| INSTRUCTIONS FOR THE TASK |
Lines that contain the string "menu" are the ones to list; copy all of them from the records.

App and web page records
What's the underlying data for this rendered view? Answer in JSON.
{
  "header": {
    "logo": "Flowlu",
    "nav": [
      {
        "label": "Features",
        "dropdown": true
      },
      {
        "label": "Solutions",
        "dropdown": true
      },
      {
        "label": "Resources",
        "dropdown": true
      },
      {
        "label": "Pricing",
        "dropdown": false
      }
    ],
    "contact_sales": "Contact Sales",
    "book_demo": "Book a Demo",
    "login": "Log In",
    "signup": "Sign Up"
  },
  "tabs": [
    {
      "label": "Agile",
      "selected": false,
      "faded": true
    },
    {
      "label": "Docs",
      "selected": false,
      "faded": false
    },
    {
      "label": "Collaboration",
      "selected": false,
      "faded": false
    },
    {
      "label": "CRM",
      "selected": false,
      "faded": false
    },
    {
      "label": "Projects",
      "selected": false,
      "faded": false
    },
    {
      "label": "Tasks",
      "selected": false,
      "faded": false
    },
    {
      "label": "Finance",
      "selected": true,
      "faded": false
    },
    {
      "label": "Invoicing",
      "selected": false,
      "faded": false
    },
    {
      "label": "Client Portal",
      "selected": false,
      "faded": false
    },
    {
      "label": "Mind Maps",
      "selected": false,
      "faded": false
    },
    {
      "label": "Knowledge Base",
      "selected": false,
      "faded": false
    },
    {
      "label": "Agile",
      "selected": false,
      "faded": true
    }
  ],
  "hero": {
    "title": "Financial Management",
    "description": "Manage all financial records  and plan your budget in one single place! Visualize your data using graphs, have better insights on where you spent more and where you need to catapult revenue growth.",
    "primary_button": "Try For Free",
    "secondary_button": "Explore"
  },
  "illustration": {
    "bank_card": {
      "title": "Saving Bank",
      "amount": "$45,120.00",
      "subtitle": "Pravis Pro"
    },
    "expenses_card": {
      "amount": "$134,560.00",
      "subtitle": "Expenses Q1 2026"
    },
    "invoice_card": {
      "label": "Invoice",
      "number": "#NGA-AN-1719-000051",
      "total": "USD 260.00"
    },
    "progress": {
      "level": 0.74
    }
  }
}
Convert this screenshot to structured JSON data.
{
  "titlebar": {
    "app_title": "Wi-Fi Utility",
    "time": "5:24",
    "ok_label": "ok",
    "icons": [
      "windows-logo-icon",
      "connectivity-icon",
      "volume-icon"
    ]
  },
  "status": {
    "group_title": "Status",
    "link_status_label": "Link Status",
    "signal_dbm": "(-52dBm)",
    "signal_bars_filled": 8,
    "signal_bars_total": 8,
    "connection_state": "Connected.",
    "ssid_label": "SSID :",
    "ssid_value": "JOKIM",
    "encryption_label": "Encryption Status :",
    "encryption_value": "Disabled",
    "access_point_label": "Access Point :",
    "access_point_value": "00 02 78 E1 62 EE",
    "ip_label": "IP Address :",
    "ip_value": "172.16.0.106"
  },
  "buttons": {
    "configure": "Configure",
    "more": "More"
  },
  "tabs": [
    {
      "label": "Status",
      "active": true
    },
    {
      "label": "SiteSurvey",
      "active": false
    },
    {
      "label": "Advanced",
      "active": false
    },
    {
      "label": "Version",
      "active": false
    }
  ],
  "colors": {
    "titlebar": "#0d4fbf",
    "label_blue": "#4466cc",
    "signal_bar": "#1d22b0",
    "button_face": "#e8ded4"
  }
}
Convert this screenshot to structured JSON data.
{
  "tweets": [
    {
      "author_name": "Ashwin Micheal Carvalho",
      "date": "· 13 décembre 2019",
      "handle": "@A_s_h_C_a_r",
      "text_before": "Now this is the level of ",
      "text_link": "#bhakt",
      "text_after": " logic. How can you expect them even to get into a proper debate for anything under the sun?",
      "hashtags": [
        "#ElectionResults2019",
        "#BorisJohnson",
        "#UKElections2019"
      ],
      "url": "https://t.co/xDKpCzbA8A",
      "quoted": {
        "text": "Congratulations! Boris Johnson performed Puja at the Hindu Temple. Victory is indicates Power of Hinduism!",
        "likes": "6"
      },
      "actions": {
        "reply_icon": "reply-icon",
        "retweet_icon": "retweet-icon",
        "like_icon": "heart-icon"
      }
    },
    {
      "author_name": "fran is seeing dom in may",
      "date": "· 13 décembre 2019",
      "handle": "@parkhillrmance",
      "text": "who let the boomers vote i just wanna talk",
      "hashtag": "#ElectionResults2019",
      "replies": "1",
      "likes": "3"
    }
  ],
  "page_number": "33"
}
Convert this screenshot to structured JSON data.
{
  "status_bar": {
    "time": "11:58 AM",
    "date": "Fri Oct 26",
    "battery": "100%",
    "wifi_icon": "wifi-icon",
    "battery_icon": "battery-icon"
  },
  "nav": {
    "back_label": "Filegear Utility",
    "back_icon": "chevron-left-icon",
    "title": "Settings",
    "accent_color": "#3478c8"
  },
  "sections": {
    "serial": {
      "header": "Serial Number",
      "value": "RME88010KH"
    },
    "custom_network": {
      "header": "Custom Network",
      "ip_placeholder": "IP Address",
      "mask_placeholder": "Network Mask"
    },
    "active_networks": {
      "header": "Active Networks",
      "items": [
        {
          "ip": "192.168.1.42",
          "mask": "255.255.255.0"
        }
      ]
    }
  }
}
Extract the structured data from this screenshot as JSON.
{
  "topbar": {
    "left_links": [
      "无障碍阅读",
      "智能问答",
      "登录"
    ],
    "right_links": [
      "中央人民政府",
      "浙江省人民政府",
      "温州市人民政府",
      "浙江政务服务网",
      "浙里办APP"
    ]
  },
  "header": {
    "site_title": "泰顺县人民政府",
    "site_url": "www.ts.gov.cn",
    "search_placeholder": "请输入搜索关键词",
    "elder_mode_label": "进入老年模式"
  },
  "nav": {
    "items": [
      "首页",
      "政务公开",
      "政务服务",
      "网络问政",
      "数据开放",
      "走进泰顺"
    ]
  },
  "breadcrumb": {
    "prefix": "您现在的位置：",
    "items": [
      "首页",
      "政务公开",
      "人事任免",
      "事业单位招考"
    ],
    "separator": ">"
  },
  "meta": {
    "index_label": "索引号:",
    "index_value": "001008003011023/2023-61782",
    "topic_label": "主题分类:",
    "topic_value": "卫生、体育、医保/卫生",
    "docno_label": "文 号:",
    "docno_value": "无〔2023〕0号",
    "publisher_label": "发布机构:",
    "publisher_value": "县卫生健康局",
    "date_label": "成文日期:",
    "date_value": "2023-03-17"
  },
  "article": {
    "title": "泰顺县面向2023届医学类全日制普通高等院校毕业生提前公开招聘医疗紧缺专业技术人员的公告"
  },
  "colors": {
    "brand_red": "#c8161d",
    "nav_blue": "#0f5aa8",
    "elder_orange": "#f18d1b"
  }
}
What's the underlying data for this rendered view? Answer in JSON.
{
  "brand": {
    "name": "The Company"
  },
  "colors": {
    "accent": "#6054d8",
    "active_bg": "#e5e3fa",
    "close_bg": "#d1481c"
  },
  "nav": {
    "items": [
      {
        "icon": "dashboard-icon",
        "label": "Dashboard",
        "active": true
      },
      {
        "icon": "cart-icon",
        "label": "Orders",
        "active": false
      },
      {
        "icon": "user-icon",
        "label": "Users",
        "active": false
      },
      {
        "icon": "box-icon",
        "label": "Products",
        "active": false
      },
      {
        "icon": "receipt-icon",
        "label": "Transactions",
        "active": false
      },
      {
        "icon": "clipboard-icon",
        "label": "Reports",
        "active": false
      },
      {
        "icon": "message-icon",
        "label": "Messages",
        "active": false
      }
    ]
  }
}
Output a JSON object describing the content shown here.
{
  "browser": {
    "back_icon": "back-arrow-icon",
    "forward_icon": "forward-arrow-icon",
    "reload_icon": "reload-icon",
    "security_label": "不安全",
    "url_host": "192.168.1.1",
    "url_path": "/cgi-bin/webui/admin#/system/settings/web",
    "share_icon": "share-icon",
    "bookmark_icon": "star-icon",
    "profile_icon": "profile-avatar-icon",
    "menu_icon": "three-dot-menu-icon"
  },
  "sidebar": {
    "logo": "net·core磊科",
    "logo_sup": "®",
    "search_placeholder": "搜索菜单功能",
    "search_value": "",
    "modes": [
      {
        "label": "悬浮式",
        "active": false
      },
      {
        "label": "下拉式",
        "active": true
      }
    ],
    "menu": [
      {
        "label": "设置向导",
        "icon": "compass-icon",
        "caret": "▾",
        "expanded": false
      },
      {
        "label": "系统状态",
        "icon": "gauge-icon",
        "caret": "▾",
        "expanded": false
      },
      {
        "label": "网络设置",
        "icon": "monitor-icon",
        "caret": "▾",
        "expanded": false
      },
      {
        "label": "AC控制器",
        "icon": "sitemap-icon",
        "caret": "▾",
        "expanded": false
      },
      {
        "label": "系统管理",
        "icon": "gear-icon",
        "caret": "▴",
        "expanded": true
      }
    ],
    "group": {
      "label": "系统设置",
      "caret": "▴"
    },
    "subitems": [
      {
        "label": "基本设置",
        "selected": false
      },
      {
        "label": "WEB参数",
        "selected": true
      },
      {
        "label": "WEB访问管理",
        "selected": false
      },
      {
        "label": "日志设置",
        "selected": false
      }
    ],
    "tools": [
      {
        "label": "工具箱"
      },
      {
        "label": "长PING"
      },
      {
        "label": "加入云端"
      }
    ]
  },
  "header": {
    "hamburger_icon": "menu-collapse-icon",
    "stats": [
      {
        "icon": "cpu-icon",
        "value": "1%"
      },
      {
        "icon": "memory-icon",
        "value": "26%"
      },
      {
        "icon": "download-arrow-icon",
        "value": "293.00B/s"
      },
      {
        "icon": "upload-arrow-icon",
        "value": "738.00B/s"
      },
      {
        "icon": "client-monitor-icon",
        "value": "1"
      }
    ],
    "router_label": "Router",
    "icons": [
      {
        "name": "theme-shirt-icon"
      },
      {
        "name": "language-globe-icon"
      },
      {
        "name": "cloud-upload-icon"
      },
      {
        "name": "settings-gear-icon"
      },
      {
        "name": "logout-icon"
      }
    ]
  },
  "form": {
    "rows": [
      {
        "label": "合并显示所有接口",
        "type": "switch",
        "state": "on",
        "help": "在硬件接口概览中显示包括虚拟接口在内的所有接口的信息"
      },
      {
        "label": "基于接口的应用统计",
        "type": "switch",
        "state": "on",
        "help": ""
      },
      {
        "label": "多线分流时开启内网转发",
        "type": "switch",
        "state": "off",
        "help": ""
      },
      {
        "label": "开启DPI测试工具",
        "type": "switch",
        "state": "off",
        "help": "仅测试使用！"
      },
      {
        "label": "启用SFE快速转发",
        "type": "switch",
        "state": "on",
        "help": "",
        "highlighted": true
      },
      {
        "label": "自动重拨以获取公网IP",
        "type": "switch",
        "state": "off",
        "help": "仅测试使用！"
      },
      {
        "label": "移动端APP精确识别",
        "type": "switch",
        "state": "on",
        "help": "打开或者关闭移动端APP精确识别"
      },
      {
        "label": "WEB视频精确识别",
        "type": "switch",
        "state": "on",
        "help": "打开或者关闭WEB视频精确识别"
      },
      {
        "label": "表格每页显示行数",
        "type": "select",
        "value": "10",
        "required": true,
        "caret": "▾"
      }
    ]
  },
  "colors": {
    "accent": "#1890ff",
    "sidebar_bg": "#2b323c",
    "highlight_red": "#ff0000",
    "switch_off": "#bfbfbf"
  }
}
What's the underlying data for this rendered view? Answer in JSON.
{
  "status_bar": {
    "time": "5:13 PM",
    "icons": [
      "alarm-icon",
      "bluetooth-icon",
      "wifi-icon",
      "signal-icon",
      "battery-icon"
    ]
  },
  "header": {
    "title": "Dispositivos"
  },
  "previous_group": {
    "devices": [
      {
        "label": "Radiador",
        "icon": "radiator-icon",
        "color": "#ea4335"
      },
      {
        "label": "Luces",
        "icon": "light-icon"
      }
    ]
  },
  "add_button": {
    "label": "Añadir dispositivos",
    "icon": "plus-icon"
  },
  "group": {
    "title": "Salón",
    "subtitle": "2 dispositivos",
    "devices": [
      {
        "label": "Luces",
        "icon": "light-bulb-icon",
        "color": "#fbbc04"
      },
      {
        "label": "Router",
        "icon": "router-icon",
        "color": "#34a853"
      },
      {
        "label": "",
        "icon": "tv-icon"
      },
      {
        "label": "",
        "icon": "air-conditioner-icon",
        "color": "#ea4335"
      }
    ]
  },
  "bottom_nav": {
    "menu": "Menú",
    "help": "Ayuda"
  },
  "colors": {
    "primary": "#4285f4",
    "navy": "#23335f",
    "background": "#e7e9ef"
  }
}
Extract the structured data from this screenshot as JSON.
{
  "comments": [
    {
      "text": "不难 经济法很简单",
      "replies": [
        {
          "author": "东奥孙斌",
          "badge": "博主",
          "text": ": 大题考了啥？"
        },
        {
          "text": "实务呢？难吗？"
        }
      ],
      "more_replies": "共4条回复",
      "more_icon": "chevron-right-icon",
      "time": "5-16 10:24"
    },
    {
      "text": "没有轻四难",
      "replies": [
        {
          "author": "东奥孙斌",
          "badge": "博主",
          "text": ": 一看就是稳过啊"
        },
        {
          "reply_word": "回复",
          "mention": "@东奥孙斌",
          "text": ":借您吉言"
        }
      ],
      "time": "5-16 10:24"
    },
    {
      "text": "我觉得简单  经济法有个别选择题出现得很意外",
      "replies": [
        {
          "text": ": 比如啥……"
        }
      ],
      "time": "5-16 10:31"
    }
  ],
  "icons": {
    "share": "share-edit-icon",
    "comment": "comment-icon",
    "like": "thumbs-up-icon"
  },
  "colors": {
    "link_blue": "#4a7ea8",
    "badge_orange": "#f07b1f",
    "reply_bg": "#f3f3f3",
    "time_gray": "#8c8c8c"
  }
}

| ANSWER BELOW |
    "menu_icon": "three-dot-menu-icon"
    "menu": [
    "hamburger_icon": "menu-collapse-icon",
    "menu": "Menú",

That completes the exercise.